(Excerpts from an interface dataset)
==============================

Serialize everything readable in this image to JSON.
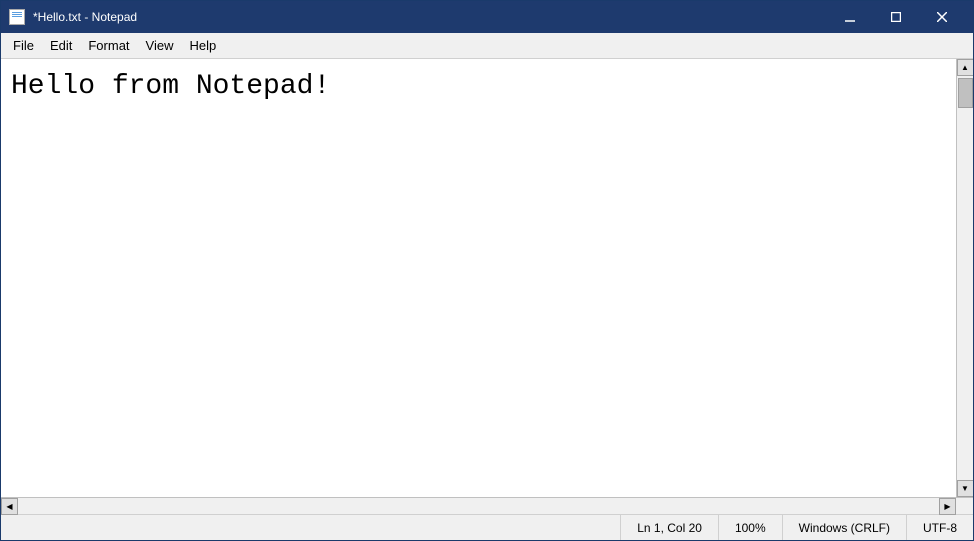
{
  "titleBar": {
    "icon": "notepad-icon",
    "title": "*Hello.txt - Notepad",
    "minimizeLabel": "─",
    "maximizeLabel": "□",
    "closeLabel": "✕"
  },
  "menuBar": {
    "items": [
      {
        "id": "file",
        "label": "File"
      },
      {
        "id": "edit",
        "label": "Edit"
      },
      {
        "id": "format",
        "label": "Format"
      },
      {
        "id": "view",
        "label": "View"
      },
      {
        "id": "help",
        "label": "Help"
      }
    ]
  },
  "editor": {
    "content": "Hello from Notepad!"
  },
  "statusBar": {
    "position": "Ln 1, Col 20",
    "zoom": "100%",
    "lineEnding": "Windows (CRLF)",
    "encoding": "UTF-8"
  }
}
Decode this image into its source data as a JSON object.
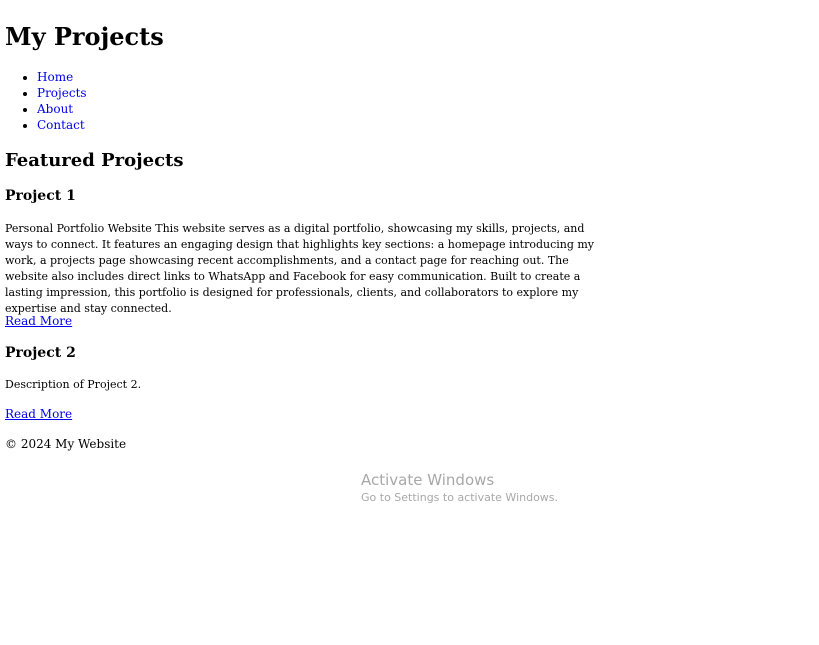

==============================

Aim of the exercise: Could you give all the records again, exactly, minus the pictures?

Finished exercise:
Serialize everything readable in this image to JSON.
{
  "titleBar": {
    "icon": "notepad-icon",
    "title": "*Hello.txt - Notepad",
    "minimizeLabel": "─",
    "maximizeLabel": "□",
    "closeLabel": "✕"
  },
  "menuBar": {
    "items": [
      {
        "id": "file",
        "label": "File"
      },
      {
        "id": "edit",
        "label": "Edit"
      },
      {
        "id": "format",
        "label": "Format"
      },
      {
        "id": "view",
        "label": "View"
      },
      {
        "id": "help",
        "label": "Help"
      }
    ]
  },
  "editor": {
    "content": "Hello from Notepad!"
  },
  "statusBar": {
    "position": "Ln 1, Col 20",
    "zoom": "100%",
    "lineEnding": "Windows (CRLF)",
    "encoding": "UTF-8"
  }
}
Decode this image into its source data as a JSON object.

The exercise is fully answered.